=== Section Start ===
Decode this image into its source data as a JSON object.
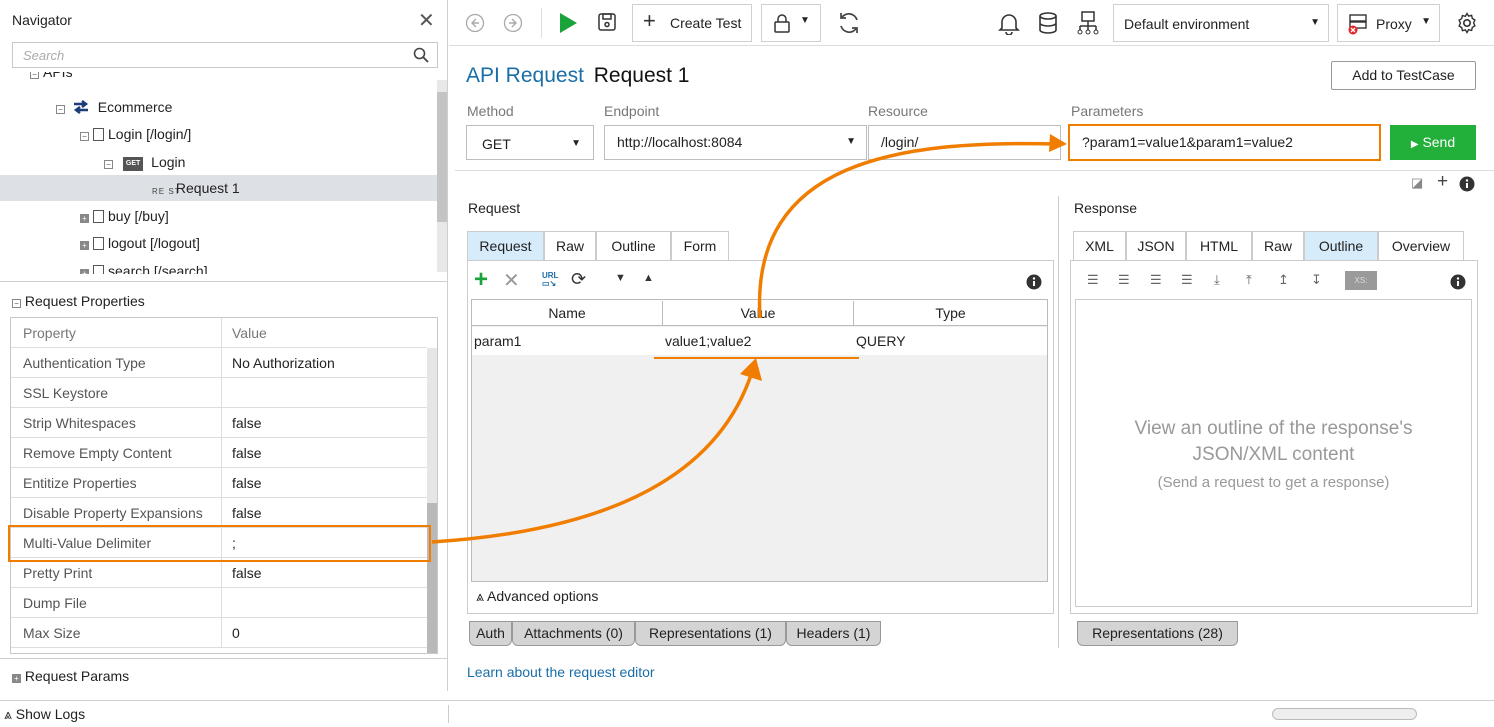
{
  "navigator": {
    "title": "Navigator",
    "search_placeholder": "Search",
    "tree": [
      {
        "label": "APIs"
      },
      {
        "label": "Ecommerce"
      },
      {
        "label": "Login [/login/]"
      },
      {
        "label": "Login",
        "badge": "GET"
      },
      {
        "label": "Request 1",
        "badge": "RE ST"
      },
      {
        "label": "buy [/buy]"
      },
      {
        "label": "logout [/logout]"
      },
      {
        "label": "search [/search]"
      }
    ]
  },
  "request_properties": {
    "title": "Request Properties",
    "col_property": "Property",
    "col_value": "Value",
    "rows": [
      {
        "name": "Authentication Type",
        "value": "No Authorization"
      },
      {
        "name": "SSL Keystore",
        "value": ""
      },
      {
        "name": "Strip Whitespaces",
        "value": "false"
      },
      {
        "name": "Remove Empty Content",
        "value": "false"
      },
      {
        "name": "Entitize Properties",
        "value": "false"
      },
      {
        "name": "Disable Property Expansions",
        "value": "false"
      },
      {
        "name": "Multi-Value Delimiter",
        "value": ";"
      },
      {
        "name": "Pretty Print",
        "value": "false"
      },
      {
        "name": "Dump File",
        "value": ""
      },
      {
        "name": "Max Size",
        "value": "0"
      }
    ]
  },
  "request_params_label": "Request Params",
  "show_logs_label": "Show Logs",
  "toolbar": {
    "create_test": "Create Test",
    "environment": "Default environment",
    "proxy": "Proxy"
  },
  "header": {
    "type": "API Request",
    "name": "Request 1",
    "add_to_testcase": "Add to TestCase"
  },
  "fields": {
    "method_label": "Method",
    "method": "GET",
    "endpoint_label": "Endpoint",
    "endpoint": "http://localhost:8084",
    "resource_label": "Resource",
    "resource": "/login/",
    "parameters_label": "Parameters",
    "parameters": "?param1=value1&param1=value2",
    "send": "Send"
  },
  "request": {
    "title": "Request",
    "tabs": [
      "Request",
      "Raw",
      "Outline",
      "Form"
    ],
    "columns": [
      "Name",
      "Value",
      "Type"
    ],
    "rows": [
      {
        "name": "param1",
        "value": "value1;value2",
        "type": "QUERY"
      }
    ],
    "advanced": "Advanced options",
    "bottom_tabs": [
      "Auth",
      "Attachments (0)",
      "Representations (1)",
      "Headers (1)"
    ],
    "learn_link": "Learn about the request editor"
  },
  "response": {
    "title": "Response",
    "tabs": [
      "XML",
      "JSON",
      "HTML",
      "Raw",
      "Outline",
      "Overview"
    ],
    "placeholder_line1": "View an outline of the response's",
    "placeholder_line2": "JSON/XML content",
    "placeholder_hint": "(Send a request to get a response)",
    "bottom_tab": "Representations (28)"
  },
  "colors": {
    "accent_orange": "#f07d00",
    "send_green": "#22b03a",
    "run_green": "#1aa33a",
    "title_blue": "#1a6ea8",
    "active_tab": "#d7ecfa"
  }
}
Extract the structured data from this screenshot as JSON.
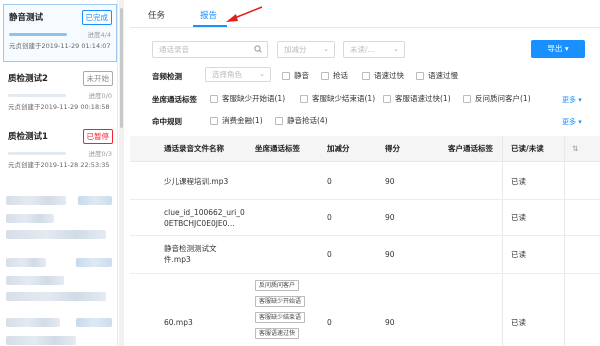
{
  "sidebar": {
    "tasks": [
      {
        "name": "静音测试",
        "status": "已完成",
        "progress_text": "进度4/4",
        "progress": 1.0,
        "created": "元贞创建于2019-11-29 01:14:07"
      },
      {
        "name": "质检测试2",
        "status": "未开始",
        "progress_text": "进度0/0",
        "progress": 0.0,
        "created": "元贞创建于2019-11-29 00:18:58"
      },
      {
        "name": "质检测试1",
        "status": "已暂停",
        "progress_text": "进度0/3",
        "progress": 0.0,
        "created": "元贞创建于2019-11-28 22:53:35"
      }
    ]
  },
  "tabs": {
    "task": "任务",
    "report": "报告"
  },
  "filters": {
    "search_placeholder": "通话录音",
    "score_placeholder": "加减分",
    "read_placeholder": "未读/...",
    "export_label": "导出"
  },
  "silence_row": {
    "label": "音频检测",
    "role_placeholder": "选择角色",
    "options": [
      "静音",
      "抢话",
      "语速过快",
      "语速过慢"
    ]
  },
  "seat_row": {
    "label": "坐席通话标签",
    "options": [
      "客服缺少开始语(1)",
      "客服缺少结束语(1)",
      "客服语速过快(1)",
      "反问质问客户(1)"
    ],
    "more": "更多"
  },
  "hit_row": {
    "label": "命中规则",
    "options": [
      "消费金融(1)",
      "静音抢话(4)"
    ],
    "more": "更多"
  },
  "table": {
    "headers": [
      "通话录音文件名称",
      "坐席通话标签",
      "加减分",
      "得分",
      "客户通话标签",
      "已读/未读"
    ],
    "rows": [
      {
        "file": "少儿课程培训.mp3",
        "tags": [],
        "score_delta": "0",
        "score": "90",
        "read": "已读"
      },
      {
        "file": "clue_id_100662_uri_0\n0ETBCHJC0E0JE0...",
        "tags": [],
        "score_delta": "0",
        "score": "90",
        "read": "已读"
      },
      {
        "file": "静音检测测试文\n件.mp3",
        "tags": [],
        "score_delta": "0",
        "score": "90",
        "read": "已读"
      },
      {
        "file": "60.mp3",
        "tags": [
          "反问质问客户",
          "客服缺少开始语",
          "客服缺少结束语",
          "客服语速过快"
        ],
        "score_delta": "0",
        "score": "90",
        "read": "已读"
      }
    ]
  },
  "colors": {
    "accent": "#1890ff",
    "arrow": "#e02020",
    "paused": "#f5222d"
  }
}
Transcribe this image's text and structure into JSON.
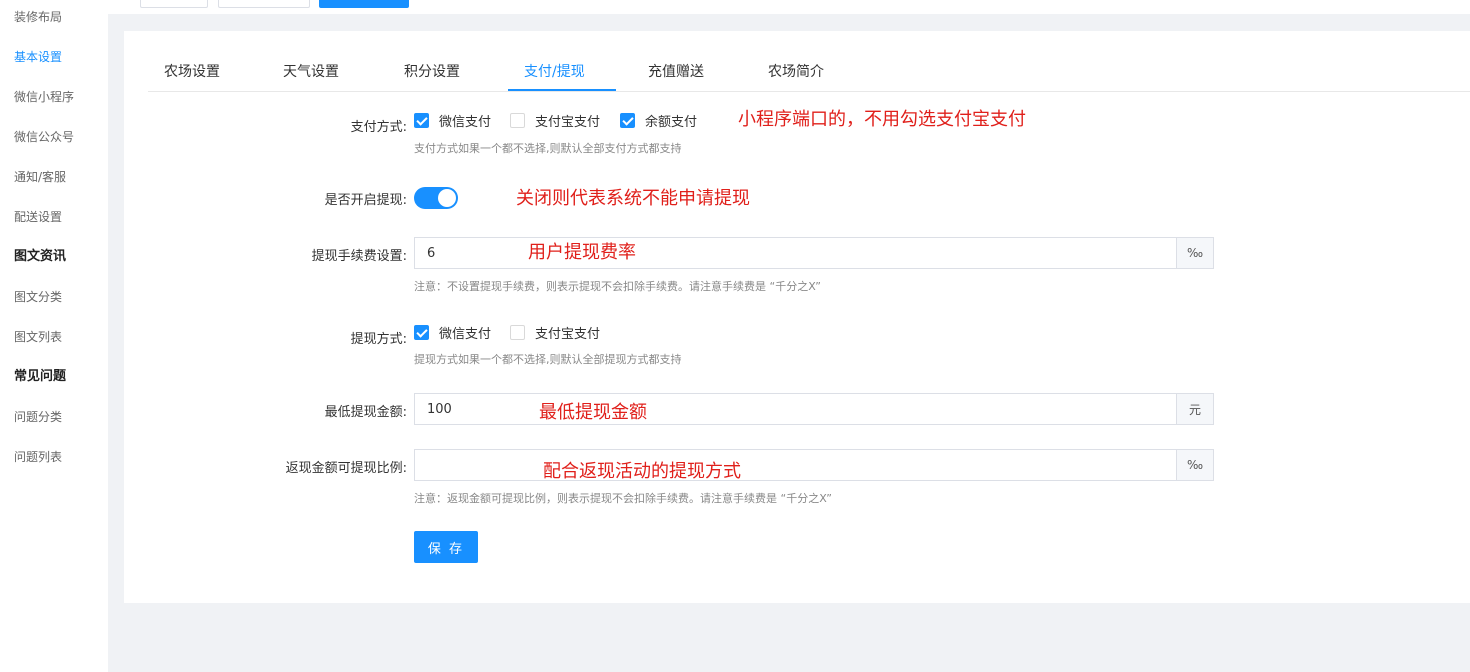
{
  "sidebar": {
    "items": [
      {
        "label": "装修布局"
      },
      {
        "label": "基本设置"
      },
      {
        "label": "微信小程序"
      },
      {
        "label": "微信公众号"
      },
      {
        "label": "通知/客服"
      },
      {
        "label": "配送设置"
      },
      {
        "label": "图文资讯"
      },
      {
        "label": "图文分类"
      },
      {
        "label": "图文列表"
      },
      {
        "label": "常见问题"
      },
      {
        "label": "问题分类"
      },
      {
        "label": "问题列表"
      }
    ]
  },
  "tabs": [
    {
      "label": "农场设置"
    },
    {
      "label": "天气设置"
    },
    {
      "label": "积分设置"
    },
    {
      "label": "支付/提现"
    },
    {
      "label": "充值赠送"
    },
    {
      "label": "农场简介"
    }
  ],
  "form": {
    "payment": {
      "label": "支付方式:",
      "options": [
        {
          "label": "微信支付",
          "checked": true
        },
        {
          "label": "支付宝支付",
          "checked": false
        },
        {
          "label": "余额支付",
          "checked": true
        }
      ],
      "hint": "支付方式如果一个都不选择,则默认全部支付方式都支持"
    },
    "withdraw_enabled": {
      "label": "是否开启提现:",
      "on": true
    },
    "fee": {
      "label": "提现手续费设置:",
      "value": "6",
      "unit": "‰",
      "hint": "注意：不设置提现手续费，则表示提现不会扣除手续费。请注意手续费是 “千分之X”"
    },
    "withdraw_method": {
      "label": "提现方式:",
      "options": [
        {
          "label": "微信支付",
          "checked": true
        },
        {
          "label": "支付宝支付",
          "checked": false
        }
      ],
      "hint": "提现方式如果一个都不选择,则默认全部提现方式都支持"
    },
    "min_amount": {
      "label": "最低提现金额:",
      "value": "100",
      "unit": "元"
    },
    "cashback_ratio": {
      "label": "返现金额可提现比例:",
      "value": "",
      "unit": "‰",
      "hint": "注意：返现金额可提现比例，则表示提现不会扣除手续费。请注意手续费是 “千分之X”"
    },
    "save_label": "保 存"
  },
  "annotations": {
    "payment": "小程序端口的，不用勾选支付宝支付",
    "withdraw": "关闭则代表系统不能申请提现",
    "fee": "用户提现费率",
    "min_amount": "最低提现金额",
    "cashback": "配合返现活动的提现方式"
  },
  "colors": {
    "accent": "#1890ff",
    "annotation": "#e0201b"
  }
}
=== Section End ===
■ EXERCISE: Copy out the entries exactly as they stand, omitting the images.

■ REPLY TO THE EXERCISE:
Decode this image into its source data as a JSON object.
{
  "navigator": {
    "title": "Navigator",
    "search_placeholder": "Search",
    "tree": [
      {
        "label": "APIs"
      },
      {
        "label": "Ecommerce"
      },
      {
        "label": "Login [/login/]"
      },
      {
        "label": "Login",
        "badge": "GET"
      },
      {
        "label": "Request 1",
        "badge": "RE ST"
      },
      {
        "label": "buy [/buy]"
      },
      {
        "label": "logout [/logout]"
      },
      {
        "label": "search [/search]"
      }
    ]
  },
  "request_properties": {
    "title": "Request Properties",
    "col_property": "Property",
    "col_value": "Value",
    "rows": [
      {
        "name": "Authentication Type",
        "value": "No Authorization"
      },
      {
        "name": "SSL Keystore",
        "value": ""
      },
      {
        "name": "Strip Whitespaces",
        "value": "false"
      },
      {
        "name": "Remove Empty Content",
        "value": "false"
      },
      {
        "name": "Entitize Properties",
        "value": "false"
      },
      {
        "name": "Disable Property Expansions",
        "value": "false"
      },
      {
        "name": "Multi-Value Delimiter",
        "value": ";"
      },
      {
        "name": "Pretty Print",
        "value": "false"
      },
      {
        "name": "Dump File",
        "value": ""
      },
      {
        "name": "Max Size",
        "value": "0"
      }
    ]
  },
  "request_params_label": "Request Params",
  "show_logs_label": "Show Logs",
  "toolbar": {
    "create_test": "Create Test",
    "environment": "Default environment",
    "proxy": "Proxy"
  },
  "header": {
    "type": "API Request",
    "name": "Request 1",
    "add_to_testcase": "Add to TestCase"
  },
  "fields": {
    "method_label": "Method",
    "method": "GET",
    "endpoint_label": "Endpoint",
    "endpoint": "http://localhost:8084",
    "resource_label": "Resource",
    "resource": "/login/",
    "parameters_label": "Parameters",
    "parameters": "?param1=value1&param1=value2",
    "send": "Send"
  },
  "request": {
    "title": "Request",
    "tabs": [
      "Request",
      "Raw",
      "Outline",
      "Form"
    ],
    "columns": [
      "Name",
      "Value",
      "Type"
    ],
    "rows": [
      {
        "name": "param1",
        "value": "value1;value2",
        "type": "QUERY"
      }
    ],
    "advanced": "Advanced options",
    "bottom_tabs": [
      "Auth",
      "Attachments (0)",
      "Representations (1)",
      "Headers (1)"
    ],
    "learn_link": "Learn about the request editor"
  },
  "response": {
    "title": "Response",
    "tabs": [
      "XML",
      "JSON",
      "HTML",
      "Raw",
      "Outline",
      "Overview"
    ],
    "placeholder_line1": "View an outline of the response's",
    "placeholder_line2": "JSON/XML content",
    "placeholder_hint": "(Send a request to get a response)",
    "bottom_tab": "Representations (28)"
  },
  "colors": {
    "accent_orange": "#f07d00",
    "send_green": "#22b03a",
    "run_green": "#1aa33a",
    "title_blue": "#1a6ea8",
    "active_tab": "#d7ecfa"
  }
}
Extract the structured data from this screenshot as JSON.
{
  "sidebar": {
    "tasks": [
      {
        "name": "静音测试",
        "status": "已完成",
        "progress_text": "进度4/4",
        "progress": 1.0,
        "created": "元贞创建于2019-11-29 01:14:07"
      },
      {
        "name": "质检测试2",
        "status": "未开始",
        "progress_text": "进度0/0",
        "progress": 0.0,
        "created": "元贞创建于2019-11-29 00:18:58"
      },
      {
        "name": "质检测试1",
        "status": "已暂停",
        "progress_text": "进度0/3",
        "progress": 0.0,
        "created": "元贞创建于2019-11-28 22:53:35"
      }
    ]
  },
  "tabs": {
    "task": "任务",
    "report": "报告"
  },
  "filters": {
    "search_placeholder": "通话录音",
    "score_placeholder": "加减分",
    "read_placeholder": "未读/...",
    "export_label": "导出"
  },
  "silence_row": {
    "label": "音频检测",
    "role_placeholder": "选择角色",
    "options": [
      "静音",
      "抢话",
      "语速过快",
      "语速过慢"
    ]
  },
  "seat_row": {
    "label": "坐席通话标签",
    "options": [
      "客服缺少开始语(1)",
      "客服缺少结束语(1)",
      "客服语速过快(1)",
      "反问质问客户(1)"
    ],
    "more": "更多"
  },
  "hit_row": {
    "label": "命中规则",
    "options": [
      "消费金融(1)",
      "静音抢话(4)"
    ],
    "more": "更多"
  },
  "table": {
    "headers": [
      "通话录音文件名称",
      "坐席通话标签",
      "加减分",
      "得分",
      "客户通话标签",
      "已读/未读"
    ],
    "rows": [
      {
        "file": "少儿课程培训.mp3",
        "tags": [],
        "score_delta": "0",
        "score": "90",
        "read": "已读"
      },
      {
        "file": "clue_id_100662_uri_0\n0ETBCHJC0E0JE0...",
        "tags": [],
        "score_delta": "0",
        "score": "90",
        "read": "已读"
      },
      {
        "file": "静音检测测试文\n件.mp3",
        "tags": [],
        "score_delta": "0",
        "score": "90",
        "read": "已读"
      },
      {
        "file": "60.mp3",
        "tags": [
          "反问质问客户",
          "客服缺少开始语",
          "客服缺少结束语",
          "客服语速过快"
        ],
        "score_delta": "0",
        "score": "90",
        "read": "已读"
      }
    ]
  },
  "colors": {
    "accent": "#1890ff",
    "arrow": "#e02020",
    "paused": "#f5222d"
  }
}
Transcribe this image's text and structure into JSON.
{
  "sidebar": {
    "items": [
      {
        "label": "装修布局"
      },
      {
        "label": "基本设置"
      },
      {
        "label": "微信小程序"
      },
      {
        "label": "微信公众号"
      },
      {
        "label": "通知/客服"
      },
      {
        "label": "配送设置"
      },
      {
        "label": "图文资讯"
      },
      {
        "label": "图文分类"
      },
      {
        "label": "图文列表"
      },
      {
        "label": "常见问题"
      },
      {
        "label": "问题分类"
      },
      {
        "label": "问题列表"
      }
    ]
  },
  "tabs": [
    {
      "label": "农场设置"
    },
    {
      "label": "天气设置"
    },
    {
      "label": "积分设置"
    },
    {
      "label": "支付/提现"
    },
    {
      "label": "充值赠送"
    },
    {
      "label": "农场简介"
    }
  ],
  "form": {
    "payment": {
      "label": "支付方式:",
      "options": [
        {
          "label": "微信支付",
          "checked": true
        },
        {
          "label": "支付宝支付",
          "checked": false
        },
        {
          "label": "余额支付",
          "checked": true
        }
      ],
      "hint": "支付方式如果一个都不选择,则默认全部支付方式都支持"
    },
    "withdraw_enabled": {
      "label": "是否开启提现:",
      "on": true
    },
    "fee": {
      "label": "提现手续费设置:",
      "value": "6",
      "unit": "‰",
      "hint": "注意：不设置提现手续费，则表示提现不会扣除手续费。请注意手续费是 “千分之X”"
    },
    "withdraw_method": {
      "label": "提现方式:",
      "options": [
        {
          "label": "微信支付",
          "checked": true
        },
        {
          "label": "支付宝支付",
          "checked": false
        }
      ],
      "hint": "提现方式如果一个都不选择,则默认全部提现方式都支持"
    },
    "min_amount": {
      "label": "最低提现金额:",
      "value": "100",
      "unit": "元"
    },
    "cashback_ratio": {
      "label": "返现金额可提现比例:",
      "value": "",
      "unit": "‰",
      "hint": "注意：返现金额可提现比例，则表示提现不会扣除手续费。请注意手续费是 “千分之X”"
    },
    "save_label": "保 存"
  },
  "annotations": {
    "payment": "小程序端口的，不用勾选支付宝支付",
    "withdraw": "关闭则代表系统不能申请提现",
    "fee": "用户提现费率",
    "min_amount": "最低提现金额",
    "cashback": "配合返现活动的提现方式"
  },
  "colors": {
    "accent": "#1890ff",
    "annotation": "#e0201b"
  }
}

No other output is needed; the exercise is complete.